This webinar will feature Javarro Russell, Ph.D., Senior Research and Assessment Advisor for the Higher Education division at ETS; Norm Bryan, Ph.D., Director of Institutional Research and Assessment at Presbyterian College; and Eric Linden, Ph.D., Director of Assessment, Touro College and University System.

In this webinar, speakers will review research into effectual assessment planning, discuss strategies for developing or optimizing the assessment plan, and share best practices on how institutions are successfully creating a culture of assessment and gaining powerful outcomes results that demonstrate program effectiveness. 

This free webinar is sponsored by ETS and hosted by The Chronicle of Higher Education. All content presented during the event is provided by ETS. 
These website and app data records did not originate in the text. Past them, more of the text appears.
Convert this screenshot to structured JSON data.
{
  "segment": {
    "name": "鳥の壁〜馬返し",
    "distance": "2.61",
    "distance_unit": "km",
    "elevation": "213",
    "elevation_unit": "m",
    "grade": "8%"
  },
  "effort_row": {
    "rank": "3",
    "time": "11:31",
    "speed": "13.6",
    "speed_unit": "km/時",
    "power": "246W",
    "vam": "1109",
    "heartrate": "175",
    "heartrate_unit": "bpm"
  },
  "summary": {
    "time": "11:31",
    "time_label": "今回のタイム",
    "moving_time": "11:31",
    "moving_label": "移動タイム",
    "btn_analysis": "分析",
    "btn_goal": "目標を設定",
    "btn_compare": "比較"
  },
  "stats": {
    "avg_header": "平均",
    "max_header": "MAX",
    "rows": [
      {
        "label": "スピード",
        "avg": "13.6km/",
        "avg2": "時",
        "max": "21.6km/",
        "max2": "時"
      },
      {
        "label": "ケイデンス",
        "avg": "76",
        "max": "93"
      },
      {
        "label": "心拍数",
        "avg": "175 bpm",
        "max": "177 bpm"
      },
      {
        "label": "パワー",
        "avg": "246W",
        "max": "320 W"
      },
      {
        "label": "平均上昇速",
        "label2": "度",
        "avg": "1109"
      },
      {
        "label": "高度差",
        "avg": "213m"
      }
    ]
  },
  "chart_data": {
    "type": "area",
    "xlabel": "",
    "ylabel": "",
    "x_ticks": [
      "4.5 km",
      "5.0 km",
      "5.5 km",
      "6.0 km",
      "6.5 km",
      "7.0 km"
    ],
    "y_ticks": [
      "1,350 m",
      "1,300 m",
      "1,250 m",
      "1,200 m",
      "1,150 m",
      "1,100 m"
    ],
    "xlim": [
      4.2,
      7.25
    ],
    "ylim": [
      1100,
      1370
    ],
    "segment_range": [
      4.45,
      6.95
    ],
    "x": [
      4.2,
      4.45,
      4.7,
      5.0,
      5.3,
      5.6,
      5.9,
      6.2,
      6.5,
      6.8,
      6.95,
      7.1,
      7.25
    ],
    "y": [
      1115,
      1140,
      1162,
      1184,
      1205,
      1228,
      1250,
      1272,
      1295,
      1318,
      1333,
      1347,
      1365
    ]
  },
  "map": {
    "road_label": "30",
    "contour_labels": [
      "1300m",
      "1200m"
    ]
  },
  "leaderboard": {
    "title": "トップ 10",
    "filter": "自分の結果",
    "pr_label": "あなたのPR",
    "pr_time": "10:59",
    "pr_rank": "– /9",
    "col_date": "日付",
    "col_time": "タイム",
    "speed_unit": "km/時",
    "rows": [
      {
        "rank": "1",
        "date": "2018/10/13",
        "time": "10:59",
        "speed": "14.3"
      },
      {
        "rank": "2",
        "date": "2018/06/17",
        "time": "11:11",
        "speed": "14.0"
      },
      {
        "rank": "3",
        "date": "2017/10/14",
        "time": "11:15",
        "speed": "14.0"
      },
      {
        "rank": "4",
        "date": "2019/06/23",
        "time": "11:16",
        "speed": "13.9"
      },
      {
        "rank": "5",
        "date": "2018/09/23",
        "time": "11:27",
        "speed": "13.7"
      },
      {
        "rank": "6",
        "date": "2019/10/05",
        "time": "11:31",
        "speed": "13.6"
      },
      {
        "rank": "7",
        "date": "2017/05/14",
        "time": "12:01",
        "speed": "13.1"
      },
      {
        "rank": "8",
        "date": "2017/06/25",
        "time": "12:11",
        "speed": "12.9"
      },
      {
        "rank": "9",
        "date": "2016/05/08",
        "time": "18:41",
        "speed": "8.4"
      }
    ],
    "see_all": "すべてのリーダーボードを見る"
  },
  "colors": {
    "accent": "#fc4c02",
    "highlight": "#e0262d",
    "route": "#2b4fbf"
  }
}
Click here to register for this event.

Friday, May 30, 2014

CTL workshops Jun 2nd to Jun 13th

Collaborate 
Tuesday, June 3, 2014 10:00 AM - 11:00 AM, MT110
Collaborate is a web conferencing software that can be used for student presentations, live lectures, virtual office hours, and group work. This tutorial discusses how to create a Collaborate room in D2L, how to add and manage attendees for the room, and how to manage archived room recordings.

Psych Data  
Wednesday, June 11, 2014 1:00 PM - 2:00 PM, MT110

This course teaches you how to create a PsychData survey, administer data collection, and access survey results.

You may register for any of these events by emailing us at (ctl@usd.edu) or calling us at 605-677-5411.   

If you need accommodations to participate in any of these events, contact disability services at 605 677-6389 at least 48 hours in advance.  If you would like to attend any of these workshops (but not web seminars) by Collaborate, please let us know 48 hours in advance by emailing (ctl@usd.edu). 

Tuesday, May 20, 2014

Improving Student Retention in Online Learning -- a free webinar from Academic Partnerships

Tuesday, June 10, 2014 12:00:00 PM CDT - 1:00:00 PM CDT

Online learning continues to grow and make up a larger percentage of enrollments in higher education. However, over the years, institutions often report higher attrition rates for online courses than traditional face-to-face courses. As enrollments in online courses increase and online learning becomes a larger part of institutions' long-term planning, faculty and administrators are confronted with finding ways to improve retention in online courses and online programs. In this free webinar, presented by Academic Partnerships, the literature on attrition in online learning will be discussed as well as various strategies used to improve student retention in online learning.

Click here to register.

Patrick Lowenthal is an assistant professor in the Department of Educational Technology at Boise State University where he teaches in a fully online graduate program. Prior to joining the faculty full-time, Patrick spent a couple of years as an instructional designer at Boise State. Before moving to Idaho, Patrick worked as an Academic Technology Coordinator at the University of Colorado Denver as well an assistant professor at Regis University. Patrick is interested in problems of practice with teaching and learning online. He researches how faculty and students communicate using emerging technologies and specifically how they establish presence and community in online learning environments.

Learn more about Patrick at http://go.pardot.com/e/27982/2014-05-20/wb278/839070455.